Task requirements:
Reproduce each line of the material exactly, minus any picture.

Data provided:
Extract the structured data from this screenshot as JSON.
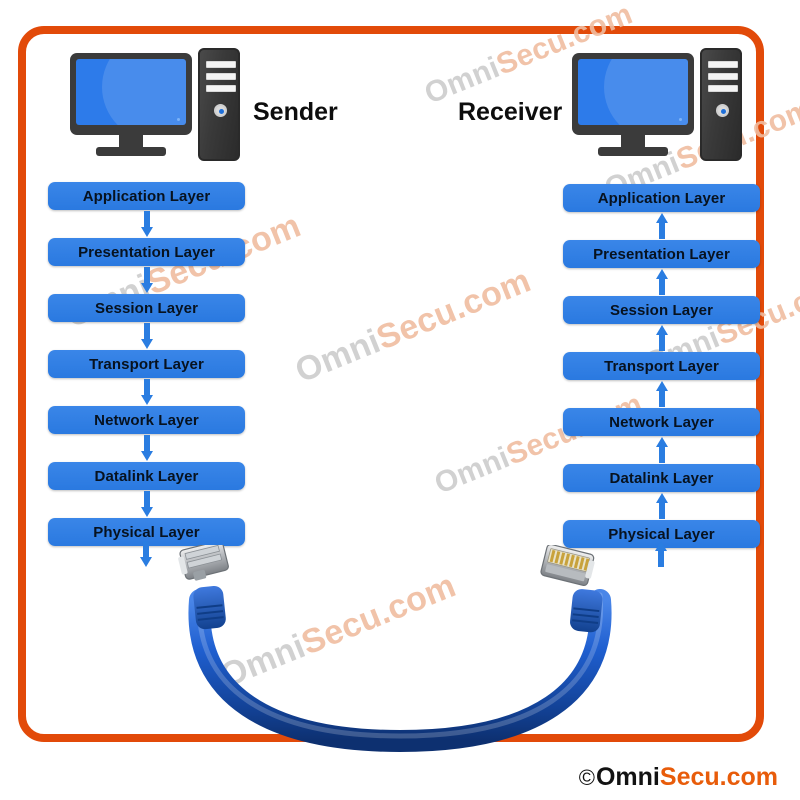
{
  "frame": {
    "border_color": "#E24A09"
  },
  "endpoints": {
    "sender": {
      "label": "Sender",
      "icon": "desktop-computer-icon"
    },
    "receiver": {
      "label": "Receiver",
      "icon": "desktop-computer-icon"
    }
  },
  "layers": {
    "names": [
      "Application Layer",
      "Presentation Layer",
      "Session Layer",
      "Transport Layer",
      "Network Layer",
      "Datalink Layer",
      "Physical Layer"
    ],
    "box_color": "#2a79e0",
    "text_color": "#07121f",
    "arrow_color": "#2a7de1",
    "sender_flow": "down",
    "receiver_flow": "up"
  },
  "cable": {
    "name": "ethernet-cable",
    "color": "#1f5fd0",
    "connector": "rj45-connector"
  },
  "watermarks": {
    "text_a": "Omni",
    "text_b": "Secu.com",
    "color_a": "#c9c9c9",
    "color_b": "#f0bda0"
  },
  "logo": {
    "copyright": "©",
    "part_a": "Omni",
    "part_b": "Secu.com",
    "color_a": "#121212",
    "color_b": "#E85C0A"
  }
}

Answer to the exercise:
Extract the structured data from this screenshot as JSON.
{
  "frame": {
    "border_color": "#E24A09"
  },
  "endpoints": {
    "sender": {
      "label": "Sender",
      "icon": "desktop-computer-icon"
    },
    "receiver": {
      "label": "Receiver",
      "icon": "desktop-computer-icon"
    }
  },
  "layers": {
    "names": [
      "Application Layer",
      "Presentation Layer",
      "Session Layer",
      "Transport Layer",
      "Network Layer",
      "Datalink Layer",
      "Physical Layer"
    ],
    "box_color": "#2a79e0",
    "text_color": "#07121f",
    "arrow_color": "#2a7de1",
    "sender_flow": "down",
    "receiver_flow": "up"
  },
  "cable": {
    "name": "ethernet-cable",
    "color": "#1f5fd0",
    "connector": "rj45-connector"
  },
  "watermarks": {
    "text_a": "Omni",
    "text_b": "Secu.com",
    "color_a": "#c9c9c9",
    "color_b": "#f0bda0"
  },
  "logo": {
    "copyright": "©",
    "part_a": "Omni",
    "part_b": "Secu.com",
    "color_a": "#121212",
    "color_b": "#E85C0A"
  }
}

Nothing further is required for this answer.